Recipe: High-Yield Yellow Cake
Yield: Four 8-inch cake pans, three 10-inch cake pans, or two 12-inch cake pans
Baking Time: 45 to 50 minutes for 8-inch cake pans, 60 to 70 minutes for 10-inch cake pans, 70 to 80 minutes for 12-inch cake pans
1 lb, 6 oz (682g) cake flour
2 lb (907g) sugar
1 ounce (24g) baking powder
1 tsp (5g) salt
1 lb (454g) soft butter, half completely melted
8 fl oz (237 ml or 227g) whole milk
16 fl oz (473 ml or 454g) buttermilk
2 tsp (10 ml) vanilla extract
20 oz (591 ml or 567g) whole eggs
Preheat the oven to 325° F. Vegetable-spray and parchment-line the cake pans.
Measure the flour, sugar, baking powder, and salt into a KitchenAid or Hobart Bowl. Using the paddle attachment, mix for 3 minutes to sift and blend the dry ingredients.
Add the butter and mix on low speed for 2 minutes. Then mix on the next-higher speed to fully incorporate the butter.
Return the mixture to low speed and add all of the whole milk. Mix until incorporated, about 2 minutes, and then mix on the next-higher speed for 1 minute.
Whisk the buttermilk, vanilla, and eggs in a separate large bowl. Return to low speed and add the milk mixture in four increments.
Mix on the next-higher speed for 1 minute once all of the milk mixture has been incorporated.
Add the batter to the cake pans (about two-thirds full). Hit the pans against the counter to burst any air bubbles and clean up the sides of the pans. Smooth the top of the batter with a small metal offset spatula.
Bake until a toothpick inserted in the center comes out clean and the cake shrinks slightly from the sides of the pans.

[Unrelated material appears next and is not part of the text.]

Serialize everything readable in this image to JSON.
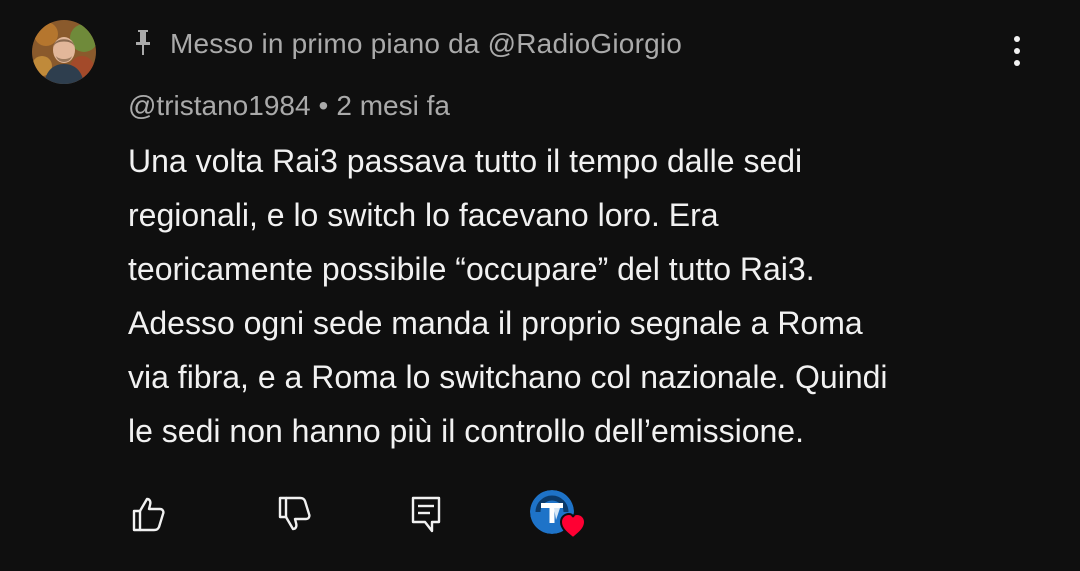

Let cakes completely cool in cake pans.
Yield: 2 ½ lb
8 large eggs (approximately 14 oz or 397g)
2 egg yolks (approximately 1 oz)

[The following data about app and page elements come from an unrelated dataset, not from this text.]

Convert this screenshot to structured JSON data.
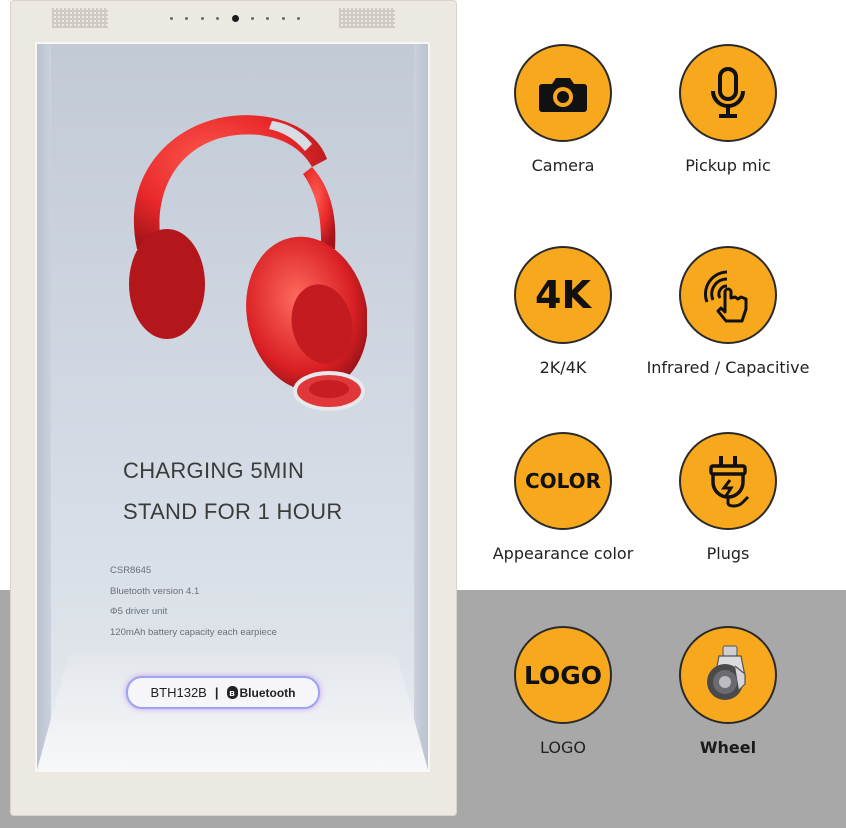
{
  "display": {
    "headline_line1": "CHARGING 5MIN",
    "headline_line2": "STAND FOR 1 HOUR",
    "specs": [
      "CSR8645",
      "Bluetooth version 4.1",
      "Φ5 driver unit",
      "120mAh battery capacity each earpiece"
    ],
    "model": "BTH132B",
    "separator": "|",
    "bluetooth_label": "Bluetooth",
    "bluetooth_symbol": "ʙ",
    "headphone_color": "#e8282a"
  },
  "features": [
    {
      "label": "Camera",
      "icon": "camera-icon"
    },
    {
      "label": "Pickup mic",
      "icon": "microphone-icon"
    },
    {
      "label": "2K/4K",
      "icon_text": "4K"
    },
    {
      "label": "Infrared / Capacitive",
      "icon": "touch-hand-icon"
    },
    {
      "label": "Appearance color",
      "icon_text": "COLOR"
    },
    {
      "label": "Plugs",
      "icon": "plug-icon"
    },
    {
      "label": "LOGO",
      "icon_text": "LOGO"
    },
    {
      "label": "Wheel",
      "icon": "caster-wheel-icon"
    }
  ],
  "colors": {
    "accent": "#f7a81d",
    "band": "#a8a8a8",
    "frame": "#ece9e2"
  }
}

1 ½ lb (680g) sugar
Grated zest of 10 limes
Juice of 10 limes (12 fl oz/355 ml or 340g)
12 oz (340g) unsalted butter, cut into ½-in. pieces
Beat the whole eggs, egg yolks, and sugar together in a stainless-steel bowl until well combined. Add the zest, juice, and butter.
Cook in a double boiler over simmering water, stirring constantly, until the curd starts to thicken, about 20 minutes. The curd is ready when it coats the back of a spoon. Strain immediately and cool over an ice bath.
Store the curd in a plastic container with plastic wrap placed directly on the surface of the curd to prevent a skin from forming. Then cover with a tight-fitting lid. Refrigerate until ready to use. Will last for two weeks in the fridge.
Note: More limes may be needed to equal 12 fl oz (355 ml or 340g).